TWO HUNDRED AND THIRTY YEARS ago, 38-year-old Spanish explorer Dionisio Alcalá Galiano and his crew became the first white people to demonstrate that what we now know as Vancouver Island is in fact … an island. In the spring and summer of 1792, the Spanish mariners proved this point by sailing around the enormous body of land, counterclockwise, from Nootka Sound on the island’s west coast.
Indigenous peoples, who had lived on the great island for thousands of years, were likely unimpressed by this “discovery.” But still—navigating through miles of twisting waterways, contrary winds and powerful, reversing tidal currents in 46-foot sailing ships with no motors or maps—it was a remarkable feat of seamanship.
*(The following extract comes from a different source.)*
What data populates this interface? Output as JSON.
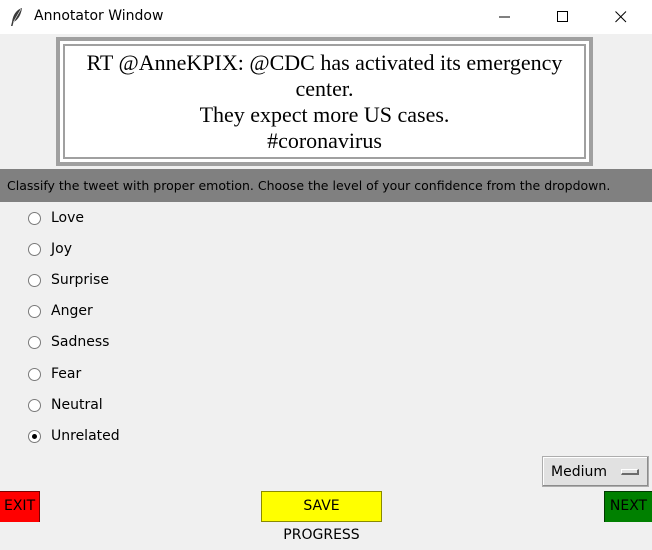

Along the way, the Spaniards had an unplanned but amicable meeting with British explorer George Vancouver, who was also circling—in the opposite direction—the island that eventually bore his name.
This summer, Osprey, a 22-foot C-Dory with twin 50-horsepower outboards, fog-piercing radar, and electronic navigation systems out the wazoo, will attempt a 950-mile circumnavigation of the world’s 43rd largest island, in the same counterclockwise direction taken by Galiano. For the first third of the voyage—from Anacortes, Wash. to Port Hardy, B.C.—skipper Andy Ryan will be joined by his longtime friend Julie Burman. After that, he’ll be on his own.
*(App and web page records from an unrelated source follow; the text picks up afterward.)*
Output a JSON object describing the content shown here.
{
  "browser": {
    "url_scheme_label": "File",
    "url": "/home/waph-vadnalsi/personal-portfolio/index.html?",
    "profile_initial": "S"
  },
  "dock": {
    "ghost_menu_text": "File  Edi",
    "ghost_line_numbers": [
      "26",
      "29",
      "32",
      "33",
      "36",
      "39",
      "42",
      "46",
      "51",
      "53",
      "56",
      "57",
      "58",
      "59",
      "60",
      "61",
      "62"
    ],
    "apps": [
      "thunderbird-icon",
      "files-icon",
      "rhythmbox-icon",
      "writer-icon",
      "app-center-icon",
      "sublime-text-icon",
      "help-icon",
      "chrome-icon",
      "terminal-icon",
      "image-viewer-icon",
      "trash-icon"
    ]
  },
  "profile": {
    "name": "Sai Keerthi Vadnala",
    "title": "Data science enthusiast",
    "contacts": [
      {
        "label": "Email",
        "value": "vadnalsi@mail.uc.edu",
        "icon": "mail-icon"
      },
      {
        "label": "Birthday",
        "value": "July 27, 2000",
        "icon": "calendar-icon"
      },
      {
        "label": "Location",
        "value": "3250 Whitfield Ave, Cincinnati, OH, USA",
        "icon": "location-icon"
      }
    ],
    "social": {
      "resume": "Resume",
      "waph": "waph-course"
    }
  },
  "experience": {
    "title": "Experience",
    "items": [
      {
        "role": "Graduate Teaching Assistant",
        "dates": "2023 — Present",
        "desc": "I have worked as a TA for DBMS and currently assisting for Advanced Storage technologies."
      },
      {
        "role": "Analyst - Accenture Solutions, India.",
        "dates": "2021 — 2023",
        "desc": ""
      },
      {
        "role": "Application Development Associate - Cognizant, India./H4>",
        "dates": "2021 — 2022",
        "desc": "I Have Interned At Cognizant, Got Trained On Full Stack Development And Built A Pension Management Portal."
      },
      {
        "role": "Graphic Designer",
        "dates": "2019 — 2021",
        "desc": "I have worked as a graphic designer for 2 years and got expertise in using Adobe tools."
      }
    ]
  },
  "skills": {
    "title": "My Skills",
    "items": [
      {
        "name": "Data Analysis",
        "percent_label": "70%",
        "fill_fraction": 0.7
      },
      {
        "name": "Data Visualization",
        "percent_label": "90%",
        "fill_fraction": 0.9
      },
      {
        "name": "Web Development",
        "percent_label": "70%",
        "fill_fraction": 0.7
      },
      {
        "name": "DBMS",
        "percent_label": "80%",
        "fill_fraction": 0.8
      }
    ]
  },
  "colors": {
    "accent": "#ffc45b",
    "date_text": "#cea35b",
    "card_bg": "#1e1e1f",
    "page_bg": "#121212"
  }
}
Galiano, incidentally, lived for 12 more years after his circumnavigation of Canada’s big western island. By October 18, 1805, the now 50-year-old master mariner had risen to the rank of commodore, and was in command of a 76-gun ship of the line—part of a combined French-Spanish armada in the service of Napoleon Bonaparte. Off Cape Trafalgar, on the southwest coast of Spain, the French and Spanish encountered a smaller British fleet commanded by Vice Admiral Horatio Nelson. In the ensuing battle, Galiano was killed by a cannon ball. The British fleet famously won that contest; but Lord Nelson—later lionized as hero of the engagement—also perished, shot down on deck by a French sniper.